#### [Assigned task]
Once every line holding "save" in the listing below has been found, give their number and nothing more.

━━━━━━

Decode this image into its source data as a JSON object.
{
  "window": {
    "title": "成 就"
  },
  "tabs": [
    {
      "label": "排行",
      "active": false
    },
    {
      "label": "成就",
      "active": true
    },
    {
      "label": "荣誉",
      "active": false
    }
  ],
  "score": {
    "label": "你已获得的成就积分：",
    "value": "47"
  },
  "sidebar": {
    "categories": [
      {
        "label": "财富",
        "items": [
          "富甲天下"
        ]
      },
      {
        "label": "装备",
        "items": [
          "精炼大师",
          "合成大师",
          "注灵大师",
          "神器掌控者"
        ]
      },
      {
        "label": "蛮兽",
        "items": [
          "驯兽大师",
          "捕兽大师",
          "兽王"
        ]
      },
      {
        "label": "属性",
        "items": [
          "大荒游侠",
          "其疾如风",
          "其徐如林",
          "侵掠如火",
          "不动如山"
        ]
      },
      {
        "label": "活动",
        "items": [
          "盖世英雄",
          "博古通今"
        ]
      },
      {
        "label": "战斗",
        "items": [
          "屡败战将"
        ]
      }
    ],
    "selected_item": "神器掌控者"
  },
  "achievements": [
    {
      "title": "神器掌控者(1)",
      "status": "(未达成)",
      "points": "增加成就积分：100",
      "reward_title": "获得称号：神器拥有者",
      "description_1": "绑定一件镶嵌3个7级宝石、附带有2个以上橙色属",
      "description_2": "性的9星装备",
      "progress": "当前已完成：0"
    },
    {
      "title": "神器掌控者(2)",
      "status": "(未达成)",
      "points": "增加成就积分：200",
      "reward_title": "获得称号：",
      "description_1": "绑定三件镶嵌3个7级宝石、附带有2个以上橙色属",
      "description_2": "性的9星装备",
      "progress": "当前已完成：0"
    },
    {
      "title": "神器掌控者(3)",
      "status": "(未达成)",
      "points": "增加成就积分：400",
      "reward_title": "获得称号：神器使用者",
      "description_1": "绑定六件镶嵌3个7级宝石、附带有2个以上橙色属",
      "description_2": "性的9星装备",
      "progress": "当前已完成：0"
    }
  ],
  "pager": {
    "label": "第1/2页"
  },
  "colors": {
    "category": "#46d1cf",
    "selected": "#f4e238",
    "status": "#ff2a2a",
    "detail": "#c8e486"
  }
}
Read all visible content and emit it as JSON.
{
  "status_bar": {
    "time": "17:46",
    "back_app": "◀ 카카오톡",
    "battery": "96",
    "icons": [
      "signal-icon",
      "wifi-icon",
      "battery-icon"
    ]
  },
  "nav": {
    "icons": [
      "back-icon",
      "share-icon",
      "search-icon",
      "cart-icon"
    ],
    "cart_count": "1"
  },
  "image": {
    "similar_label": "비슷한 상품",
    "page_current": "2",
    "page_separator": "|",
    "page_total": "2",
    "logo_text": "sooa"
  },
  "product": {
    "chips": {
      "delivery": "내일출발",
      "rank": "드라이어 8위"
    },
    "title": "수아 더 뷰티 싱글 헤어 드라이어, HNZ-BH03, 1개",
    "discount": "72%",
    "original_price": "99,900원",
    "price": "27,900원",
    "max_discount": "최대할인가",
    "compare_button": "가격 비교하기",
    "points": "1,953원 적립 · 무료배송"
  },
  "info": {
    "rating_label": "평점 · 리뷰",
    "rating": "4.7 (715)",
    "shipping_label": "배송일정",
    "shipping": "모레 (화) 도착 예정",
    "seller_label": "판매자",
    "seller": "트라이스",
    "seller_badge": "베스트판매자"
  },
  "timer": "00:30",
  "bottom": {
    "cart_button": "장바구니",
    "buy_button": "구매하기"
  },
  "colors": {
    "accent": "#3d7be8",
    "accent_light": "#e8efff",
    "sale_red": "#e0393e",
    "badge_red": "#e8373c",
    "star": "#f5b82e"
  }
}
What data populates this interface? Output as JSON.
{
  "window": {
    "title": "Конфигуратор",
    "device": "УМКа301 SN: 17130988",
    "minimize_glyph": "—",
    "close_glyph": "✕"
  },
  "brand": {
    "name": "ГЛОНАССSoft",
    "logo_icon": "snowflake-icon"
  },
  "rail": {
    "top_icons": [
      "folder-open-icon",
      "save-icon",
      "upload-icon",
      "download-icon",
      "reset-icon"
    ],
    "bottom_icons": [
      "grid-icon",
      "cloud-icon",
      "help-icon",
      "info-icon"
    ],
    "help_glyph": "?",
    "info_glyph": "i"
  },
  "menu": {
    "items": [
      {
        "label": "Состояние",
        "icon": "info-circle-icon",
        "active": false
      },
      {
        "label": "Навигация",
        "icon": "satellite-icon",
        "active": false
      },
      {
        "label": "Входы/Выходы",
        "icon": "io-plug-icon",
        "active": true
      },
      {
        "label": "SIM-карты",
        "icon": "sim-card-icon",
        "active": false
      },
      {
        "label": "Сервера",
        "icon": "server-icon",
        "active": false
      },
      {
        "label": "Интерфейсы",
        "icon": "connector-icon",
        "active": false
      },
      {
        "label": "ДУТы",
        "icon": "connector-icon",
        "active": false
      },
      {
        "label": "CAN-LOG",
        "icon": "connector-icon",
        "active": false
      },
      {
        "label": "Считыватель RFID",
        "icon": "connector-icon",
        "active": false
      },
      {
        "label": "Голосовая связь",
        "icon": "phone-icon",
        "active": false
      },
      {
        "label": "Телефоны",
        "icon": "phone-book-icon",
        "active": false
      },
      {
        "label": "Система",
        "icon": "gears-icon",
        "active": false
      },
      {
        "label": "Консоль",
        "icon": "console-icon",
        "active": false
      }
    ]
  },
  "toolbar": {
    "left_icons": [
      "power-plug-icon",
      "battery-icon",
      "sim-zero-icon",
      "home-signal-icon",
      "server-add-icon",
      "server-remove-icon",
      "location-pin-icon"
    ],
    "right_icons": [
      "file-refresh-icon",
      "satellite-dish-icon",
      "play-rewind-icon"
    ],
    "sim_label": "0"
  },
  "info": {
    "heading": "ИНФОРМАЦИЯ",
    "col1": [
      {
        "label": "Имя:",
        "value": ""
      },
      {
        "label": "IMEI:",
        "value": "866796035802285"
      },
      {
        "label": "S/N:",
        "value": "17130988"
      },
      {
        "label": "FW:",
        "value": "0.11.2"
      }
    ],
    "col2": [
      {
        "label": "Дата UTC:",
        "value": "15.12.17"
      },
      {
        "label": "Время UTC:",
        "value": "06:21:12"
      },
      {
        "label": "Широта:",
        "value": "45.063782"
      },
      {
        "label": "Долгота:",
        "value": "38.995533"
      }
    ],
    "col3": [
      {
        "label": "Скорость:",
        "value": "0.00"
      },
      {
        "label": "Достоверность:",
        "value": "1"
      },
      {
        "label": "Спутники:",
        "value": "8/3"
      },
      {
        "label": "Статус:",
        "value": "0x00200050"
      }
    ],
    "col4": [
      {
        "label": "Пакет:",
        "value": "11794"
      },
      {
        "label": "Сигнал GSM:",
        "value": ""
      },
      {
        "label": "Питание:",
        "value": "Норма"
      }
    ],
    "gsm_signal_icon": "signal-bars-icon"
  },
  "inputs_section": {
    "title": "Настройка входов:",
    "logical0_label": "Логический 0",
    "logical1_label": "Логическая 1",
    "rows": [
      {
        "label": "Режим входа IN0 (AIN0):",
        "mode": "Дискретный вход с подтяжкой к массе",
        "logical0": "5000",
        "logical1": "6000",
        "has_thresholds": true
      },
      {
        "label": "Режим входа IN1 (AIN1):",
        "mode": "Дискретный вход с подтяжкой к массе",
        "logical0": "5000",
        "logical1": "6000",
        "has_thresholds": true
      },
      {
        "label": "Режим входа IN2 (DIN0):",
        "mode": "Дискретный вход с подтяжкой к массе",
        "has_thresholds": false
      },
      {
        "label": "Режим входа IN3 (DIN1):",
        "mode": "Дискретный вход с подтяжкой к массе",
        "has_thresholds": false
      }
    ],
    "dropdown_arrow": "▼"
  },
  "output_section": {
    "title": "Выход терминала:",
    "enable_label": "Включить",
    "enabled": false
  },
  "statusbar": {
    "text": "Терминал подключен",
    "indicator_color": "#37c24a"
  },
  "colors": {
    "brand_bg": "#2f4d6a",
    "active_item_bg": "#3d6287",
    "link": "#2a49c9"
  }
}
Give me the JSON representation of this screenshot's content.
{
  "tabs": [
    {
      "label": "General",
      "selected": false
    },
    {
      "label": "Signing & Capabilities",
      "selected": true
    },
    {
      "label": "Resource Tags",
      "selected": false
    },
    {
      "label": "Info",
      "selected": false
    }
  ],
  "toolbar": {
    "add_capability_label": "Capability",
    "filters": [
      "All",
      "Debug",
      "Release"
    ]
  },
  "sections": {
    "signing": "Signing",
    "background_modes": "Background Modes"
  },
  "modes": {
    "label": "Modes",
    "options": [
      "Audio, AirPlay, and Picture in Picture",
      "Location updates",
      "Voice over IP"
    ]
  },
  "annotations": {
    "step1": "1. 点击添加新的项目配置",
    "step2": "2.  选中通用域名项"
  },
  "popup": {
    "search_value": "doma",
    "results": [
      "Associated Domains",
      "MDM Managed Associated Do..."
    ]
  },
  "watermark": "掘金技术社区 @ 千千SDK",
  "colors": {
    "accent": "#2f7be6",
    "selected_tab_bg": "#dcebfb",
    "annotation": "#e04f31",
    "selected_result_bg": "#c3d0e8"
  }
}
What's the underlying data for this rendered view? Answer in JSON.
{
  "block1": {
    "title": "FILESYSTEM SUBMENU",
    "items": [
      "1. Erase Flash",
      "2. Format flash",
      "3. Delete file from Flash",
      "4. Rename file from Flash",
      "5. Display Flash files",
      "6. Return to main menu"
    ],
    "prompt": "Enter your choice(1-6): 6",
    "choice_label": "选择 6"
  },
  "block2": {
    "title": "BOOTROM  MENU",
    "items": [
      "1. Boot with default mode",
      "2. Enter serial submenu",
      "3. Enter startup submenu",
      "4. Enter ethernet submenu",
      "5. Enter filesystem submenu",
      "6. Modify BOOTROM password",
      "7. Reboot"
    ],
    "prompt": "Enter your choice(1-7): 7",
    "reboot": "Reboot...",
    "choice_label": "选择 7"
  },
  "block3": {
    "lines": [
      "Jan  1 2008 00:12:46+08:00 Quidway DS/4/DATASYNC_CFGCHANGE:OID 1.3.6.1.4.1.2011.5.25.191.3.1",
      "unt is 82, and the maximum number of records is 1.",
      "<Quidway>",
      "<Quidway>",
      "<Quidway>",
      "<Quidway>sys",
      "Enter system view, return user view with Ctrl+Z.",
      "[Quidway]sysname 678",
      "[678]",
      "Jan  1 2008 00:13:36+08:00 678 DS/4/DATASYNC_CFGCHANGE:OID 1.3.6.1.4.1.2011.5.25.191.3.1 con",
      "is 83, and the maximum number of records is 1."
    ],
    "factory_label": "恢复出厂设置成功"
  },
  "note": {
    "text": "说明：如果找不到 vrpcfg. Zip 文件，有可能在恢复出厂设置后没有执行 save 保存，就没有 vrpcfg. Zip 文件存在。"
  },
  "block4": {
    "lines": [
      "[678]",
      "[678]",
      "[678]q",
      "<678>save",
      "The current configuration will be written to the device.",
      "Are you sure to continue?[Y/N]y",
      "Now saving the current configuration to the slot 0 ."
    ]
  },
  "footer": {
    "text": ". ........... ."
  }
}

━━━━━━

#### [Result of the exercise]
3